Disclosure :: this post is sponsored by Our Lady of Lourdes Women’s & Children’s Hospital and written by Dr. Scott Barrilleaux.
COVID & Pregnancy
Expecting and worried about COVID-19? You’re not alone.
Speculation about COVID-19 and its potential impact on pregnancy surfaced soon after initial reports of the pandemic began to rise in early 2020. Almost in tandem came online and social media posts outlining the potential risks to you and your baby — some credible, some not so much.
Here’s what we know.
There’s no way to guarantee zero risk of infection. Moms-to-be who contract COVID-19 are at greater risk for severe illness, even death, according to the latest information provided by the Centers for Disease Control. The novel coronavirus also increases the potential for pre-term birth and other complications.
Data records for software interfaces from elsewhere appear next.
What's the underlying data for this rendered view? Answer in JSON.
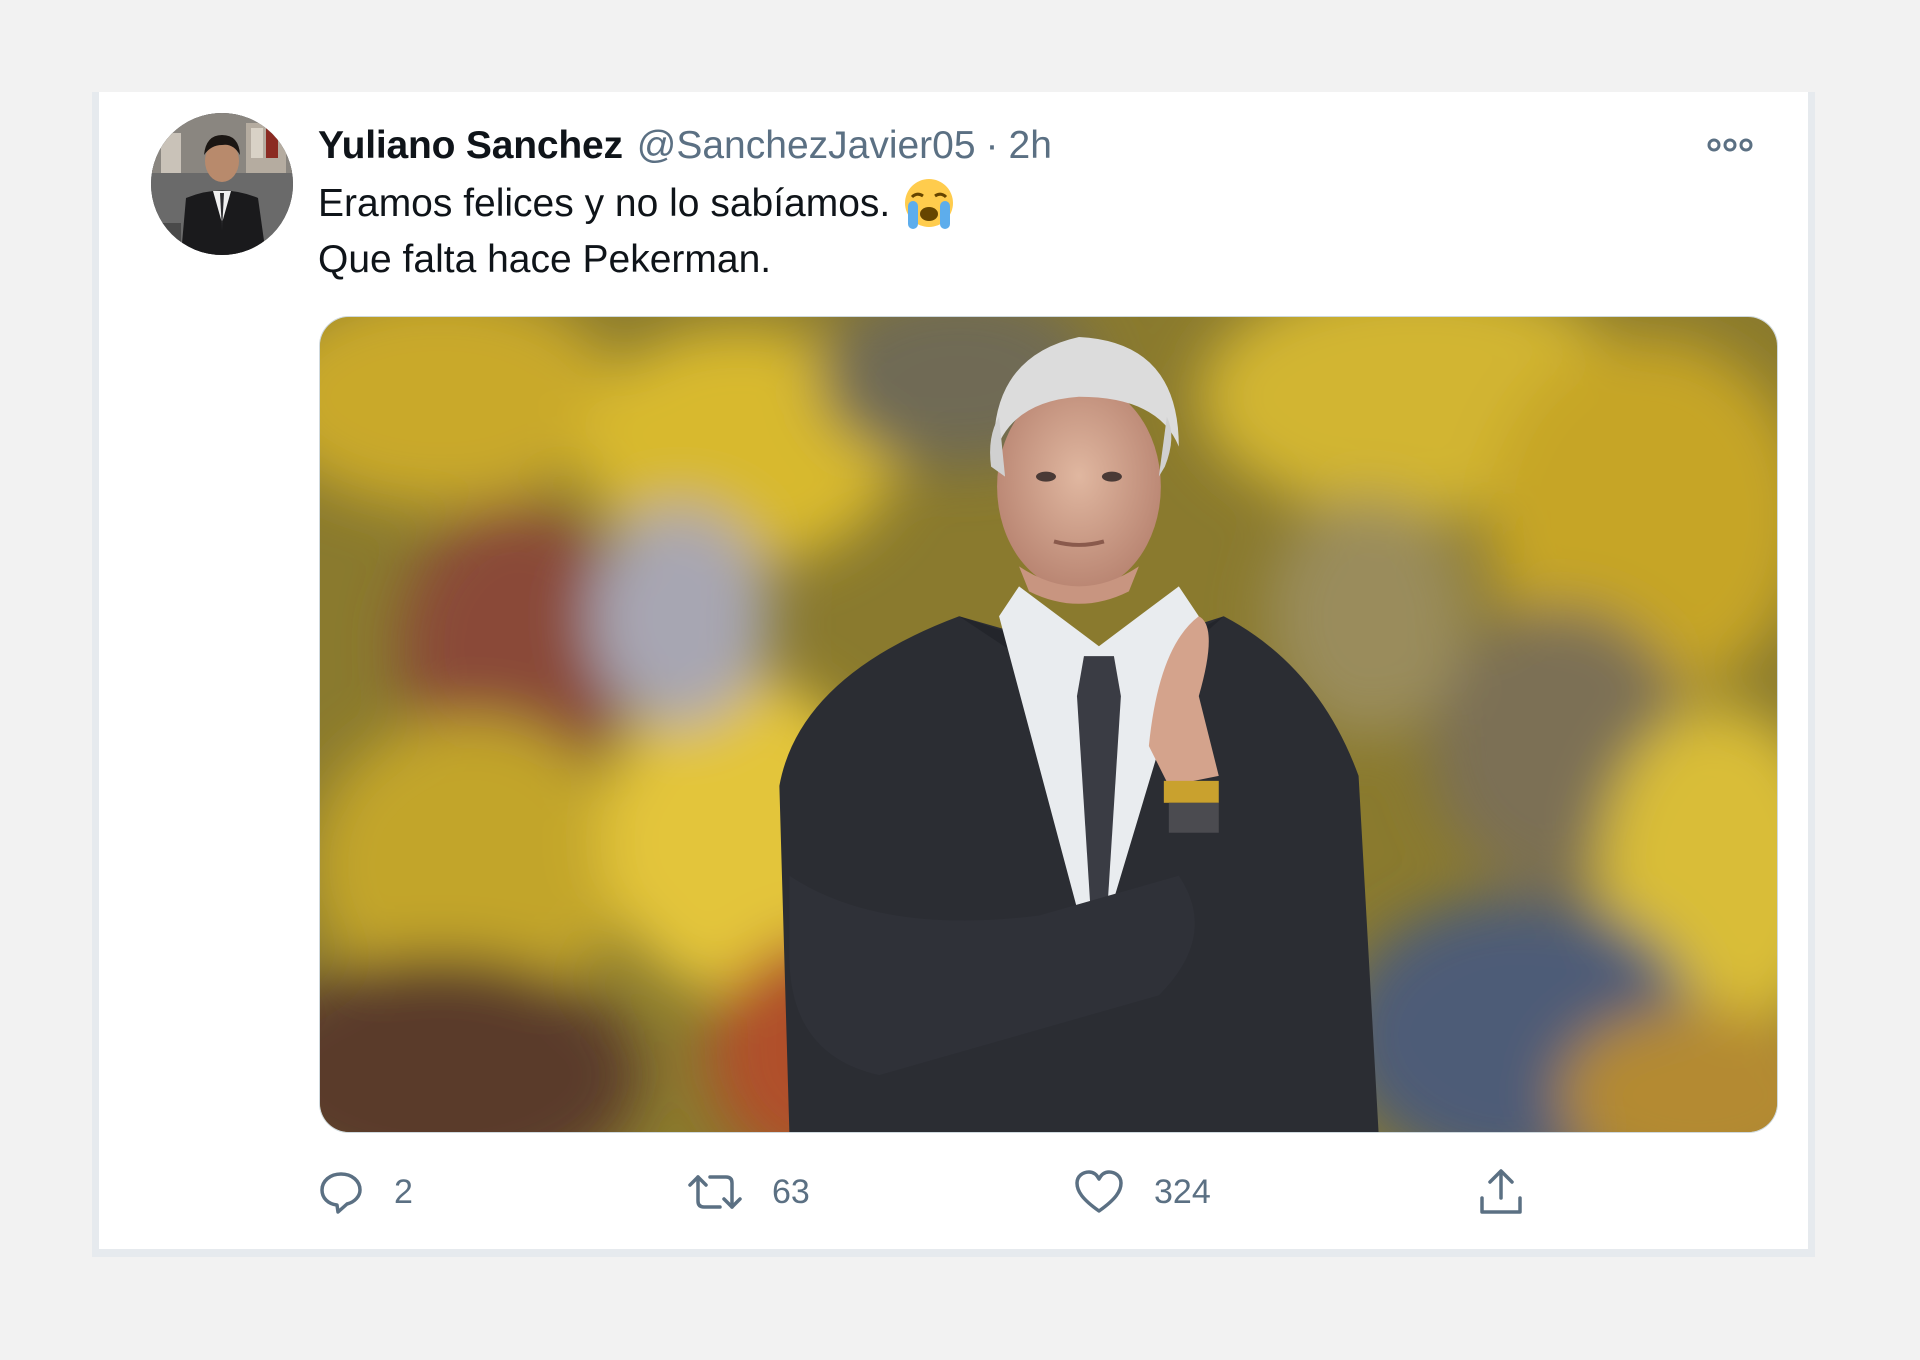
{
  "tweet": {
    "display_name": "Yuliano Sanchez",
    "handle": "@SanchezJavier05",
    "separator": "·",
    "time": "2h",
    "text_line_1": "Eramos felices y no lo sabíamos.",
    "text_line_1_emoji": "loudly-crying-face-emoji",
    "text_line_2": "Que falta hace Pekerman."
  },
  "actions": {
    "reply_count": "2",
    "retweet_count": "63",
    "like_count": "324"
  },
  "icons": {
    "more": "more-options-icon",
    "reply": "reply-icon",
    "retweet": "retweet-icon",
    "like": "heart-icon",
    "share": "share-icon"
  },
  "colors": {
    "text_primary": "#0f1419",
    "text_secondary": "#5b7083",
    "background": "#f2f2f2",
    "card": "#ffffff"
  }
}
That likely is not the news you wanted to hear. If you stopped there, your outlook would
remain grim and your anxiety levels would understandably increase. But, the rest of the story paints a much different picture.
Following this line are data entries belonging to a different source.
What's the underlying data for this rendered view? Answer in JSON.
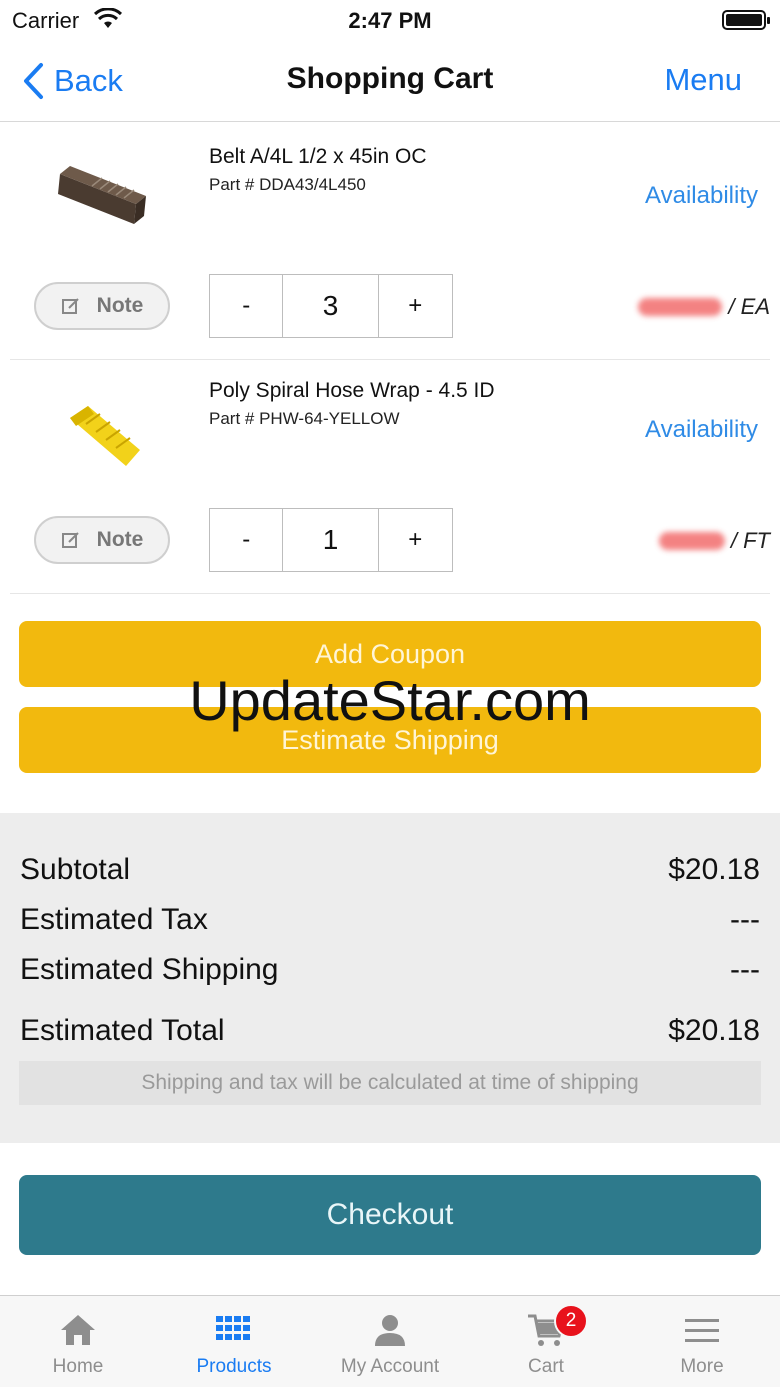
{
  "status_bar": {
    "carrier": "Carrier",
    "time": "2:47 PM"
  },
  "nav": {
    "back_label": "Back",
    "title": "Shopping Cart",
    "menu_label": "Menu"
  },
  "items": [
    {
      "name": "Belt A/4L 1/2 x 45in OC",
      "part": "Part # DDA43/4L450",
      "availability": "Availability",
      "note_label": "Note",
      "quantity": "3",
      "minus": "-",
      "plus": "+",
      "price_unit": "/ EA"
    },
    {
      "name": "Poly Spiral Hose Wrap - 4.5 ID",
      "part": "Part # PHW-64-YELLOW",
      "availability": "Availability",
      "note_label": "Note",
      "quantity": "1",
      "minus": "-",
      "plus": "+",
      "price_unit": "/ FT"
    }
  ],
  "buttons": {
    "add_coupon": "Add Coupon",
    "estimate_shipping": "Estimate Shipping",
    "checkout": "Checkout"
  },
  "watermark": "UpdateStar.com",
  "summary": {
    "subtotal_label": "Subtotal",
    "subtotal_value": "$20.18",
    "tax_label": "Estimated Tax",
    "tax_value": "---",
    "shipping_label": "Estimated Shipping",
    "shipping_value": "---",
    "total_label": "Estimated Total",
    "total_value": "$20.18",
    "note": "Shipping and tax will be calculated at time of shipping"
  },
  "tabs": [
    {
      "label": "Home",
      "icon": "home-icon"
    },
    {
      "label": "Products",
      "icon": "grid-icon",
      "active": true
    },
    {
      "label": "My Account",
      "icon": "person-icon"
    },
    {
      "label": "Cart",
      "icon": "cart-icon",
      "badge": "2"
    },
    {
      "label": "More",
      "icon": "hamburger-icon"
    }
  ],
  "colors": {
    "accent_blue": "#1a7cf2",
    "yellow": "#f2b90e",
    "checkout_teal": "#2e7a8c",
    "badge_red": "#e8121c"
  }
}
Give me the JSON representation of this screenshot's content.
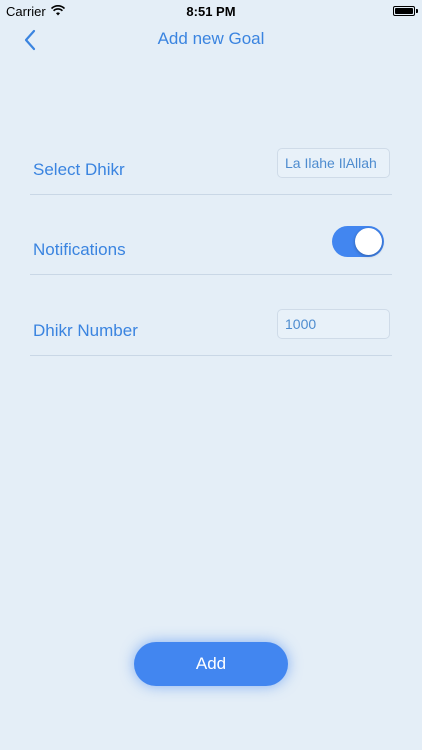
{
  "status_bar": {
    "carrier": "Carrier",
    "time": "8:51 PM"
  },
  "nav": {
    "title": "Add new Goal",
    "back_icon": "chevron-left-icon"
  },
  "form": {
    "select_dhikr": {
      "label": "Select Dhikr",
      "value": "La Ilahe IlAllah"
    },
    "notifications": {
      "label": "Notifications",
      "enabled": true
    },
    "dhikr_number": {
      "label": "Dhikr Number",
      "value": "1000"
    }
  },
  "add_button": {
    "label": "Add"
  },
  "colors": {
    "background": "#e4eef7",
    "accent": "#3a84e0",
    "button": "#4286f0"
  }
}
It does not appear that a pregnant woman has a greater risk to get COVID-19 compared to
nonpregnant women. The actual risk of a woman dying who does contract COVID-19 is only about a half percent.
There are things that may decrease your risk of infection: Wash up. Mask up. Limit social
interactions. Practice social distancing. Wash your hands for 20 seconds with soap and water, when available. Otherwise, use hand sanitizer with at least 60 percent alcohol. Place the bottles in high traffic areas in your home, so it’s more convenient to sanitize while moving between rooms.
Acadiana is a social culture. We love our family, friends, church families and neighbors. We also love to join in the excitement when a little one is on the way. Keep in mind your risk of
contracting COVID-19 increases with the number of people around you, the closer you interact with them and the duration of those interactions.
Just to clarify: We are not saying you must shelter in place at home and keep all visitors away.
We are saying be realistic, but mindful. Limit the number of people when possible. Ask those who do visit, or who you visit, to wear a mask or remain at least 6 feet away at all times. There are small things that you can do to help ensure the best outcome for you and your baby. Do your best to assess your risk and act accordingly in regards to larger gatherings such as worship, sports social events etc. The use of modern technology may be an alternative for some.
Attend your prenatal physician visits. They are important. Physicians have taken all precautions into account to ensure your safety while visiting their office during the pandemic. Take advantage of video visit options, when available. Take your prenatal vitamins. Get doctor- recommended vaccinations on schedule. You may want to ask your physician’s nurse to switch medications you routinely take to 90-day supplies – anything to limit your exposure.
Follow the CDC guidelines for quarantine and notify your physician’s office if you think you have been exposed to COVID-19. Take note of any warning signs like trouble breathing, persistent chest pain, confusion, inability to stay awake, a blush tint to your lips or face. If any of these arise, call 911 or head to the closest Emergency Department.
A lingering question remains: What about my baby?
Some – not all – babies born to mothers who tested positive for COVID-19 near delivery have tested positive for the virus after birth. Most recovered after having mild or no symptoms. The risk of a mother transmitting COVID to her newborn is low, especially when Mom takes the aforementioned steps to prevent the spread, according to the CDC.
If you do contract the virus, notify your obstetrician’s office. They may want to have you see a specialist to have further testing if you are infected in the early stages of pregnancy, or change your current medications, such as low-dose aspirin, if you are in the third trimester. Your provider can guide you through next steps to ensure the best experience and outcome for you and your baby. Remember, there are things that we can do to help reduce the speed at which the virus spreads. Also remember that of those that contract the virus, almost all will do simply fine. There are outlined signs and symptoms if you experience, you should notify your doctor.
Is the COVID-19 vaccine safe?
The American College of Obstetricians and Gynecologists notes neither approved vaccine has been tested on pregnant women. Still, initial lab tests indicate the vaccine is without significant complications because of its similarity to the Ebola vaccine, which is used in pregnancy. Side effects, such as fever, fatigue, muscle aches and other minor symptoms, occur in nonpregnant individuals, as well, and subside by the third day after receiving the shot.
About Dr. Scott Barilleaux
Dr. Scott Barilleaux is a Maternal-Fetal Medicine specialist with Our Lady of Lourdes Women’s & Children’s Hospital. Find out more at LourdesRMC.com/expecting.